Source - bbc
Not only are men being employed over women for key on-air roles; they are also being paid more then women in the same job roles. MP, Damian Collins has said, "If it becomes clear that people doing the same job with the same level of experience but being paid at very different levels, people will question why that can be the case.” There is a £200,000 pay difference between BBC News presenters Huw Edwards and Fiona Bruce. What makes the BBC think that certain individuals are better value for money than others?
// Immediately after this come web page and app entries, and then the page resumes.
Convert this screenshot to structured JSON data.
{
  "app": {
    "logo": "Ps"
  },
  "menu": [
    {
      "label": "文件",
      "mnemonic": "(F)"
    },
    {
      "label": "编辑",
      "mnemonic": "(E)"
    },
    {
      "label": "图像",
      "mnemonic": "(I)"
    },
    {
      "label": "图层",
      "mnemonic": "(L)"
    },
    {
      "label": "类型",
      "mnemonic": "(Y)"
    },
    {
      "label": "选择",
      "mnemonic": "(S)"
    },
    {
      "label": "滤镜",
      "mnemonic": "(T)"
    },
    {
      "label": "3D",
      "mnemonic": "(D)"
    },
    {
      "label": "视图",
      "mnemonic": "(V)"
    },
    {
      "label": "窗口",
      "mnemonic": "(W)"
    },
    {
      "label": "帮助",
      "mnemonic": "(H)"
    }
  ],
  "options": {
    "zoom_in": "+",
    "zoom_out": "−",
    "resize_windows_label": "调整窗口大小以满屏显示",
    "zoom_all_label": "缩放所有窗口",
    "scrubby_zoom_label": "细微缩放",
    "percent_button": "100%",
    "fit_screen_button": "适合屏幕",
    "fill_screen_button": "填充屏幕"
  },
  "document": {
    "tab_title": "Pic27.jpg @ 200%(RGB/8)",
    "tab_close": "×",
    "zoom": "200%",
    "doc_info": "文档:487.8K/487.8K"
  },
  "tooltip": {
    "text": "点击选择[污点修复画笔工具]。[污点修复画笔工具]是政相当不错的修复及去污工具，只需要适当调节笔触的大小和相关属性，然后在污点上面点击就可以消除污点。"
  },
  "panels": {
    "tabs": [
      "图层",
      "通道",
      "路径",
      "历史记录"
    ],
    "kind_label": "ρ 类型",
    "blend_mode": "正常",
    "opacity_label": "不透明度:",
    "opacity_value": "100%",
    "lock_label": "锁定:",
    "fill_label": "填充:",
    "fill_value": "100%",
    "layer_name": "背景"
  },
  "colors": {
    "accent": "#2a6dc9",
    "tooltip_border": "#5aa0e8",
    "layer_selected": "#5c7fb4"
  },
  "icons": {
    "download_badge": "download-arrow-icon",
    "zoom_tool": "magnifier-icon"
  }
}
And why does this unsurprisingly correlate so closely to gender?
It is extremely important that this #BBCpay issue has been brought to light, especially with Jodie Whittaker’s recent casting as BBC’s, 'Doctor Who’ (deliberately disclosed pre BBC pay reveal?). A few steps forward and two steps back… Described by the Telegraph as the BBC’s attempt at ‘damage control’. Has the broadcasting company purposely revealed the female lead prior to revealing wages, in order to soften the blow of the #genderpaygap?
Source - vulture
Despite the outrage it has caused, we feel the exposed wage gap is something women can celebrate. Discrimination in show business has been brought to the attention of the mainsteam and this is pushing the BBC to make changes. Director of the BBC, Tony Hall has promised to close the #genderpaygap by 2020 in a statement released in a news conference following the reveal, “I feel reinvigorated in one of the things I really believe, which is getting by 2020 equality on the air between men and women and in pay as well.”
The gender wage gap doesn’t just apply to those working in show business. The BBC reveal reflects what happens in our culture on a day-to-day basis. Women’s rights and equality society, Fawcett have reported that ‘The current overall gap for full time workers is 13.9% ‘. Fawcett take note that this figure doesn’t include those women who are in part-time work due to care responsibilities. Part time work results in receiving a lesser average wage. Many jobs don’t even offer a part time work option, which makes things awkward for those with children. Why should women who unfortunately are still the primary caretakers in society, be put in this difficult position because of their gender?
Source - shsthepapercut
So, lets discuss gender discrimination and what steps we can take to become an equal society. Whilst it is fair to say we are all part of the problem, we are also all part of the solution. Men and women need to work together to solve gender discrimination. TIME magazine journalist, Julianne Smith’s recent article discusses the benefits of having a women lead and why men need to help them achieve this. Women should live in a world where we feel confident enough to work towards ambitious careers and goals and are then rewarded fairly.
Great progress has been made since the days where we couldn’t sue for sexual harassment in the work place or face difficulty when applying for a credit card. We must be pro-active in teaching our female friends, co-workers and children to ask for better pay and become strong negotiators. Too often, women settle for a lower wage than men in pressured interview environments. Why are we made to feel as though we deserve less? Companies should be dedicated to welcoming employees, regardless of gender, to the workplace and salaries should be monitored to ensure gender equality. If it wasn’t difficult enough to ask for a pay rise, more often than not, your boss is a man.
Job search expert for The Balance and CEO of Career tool belt, Alison Doyle, has written an article discussing the difficulty that women experience when approaching the idea of discussing salary with an employer and has come up with a few brilliant strategies to ease the pressure and boost your confidence when discussing pay. Follow these essential tips and support this movement. Does equal work not deserve equal pay?
Source - joe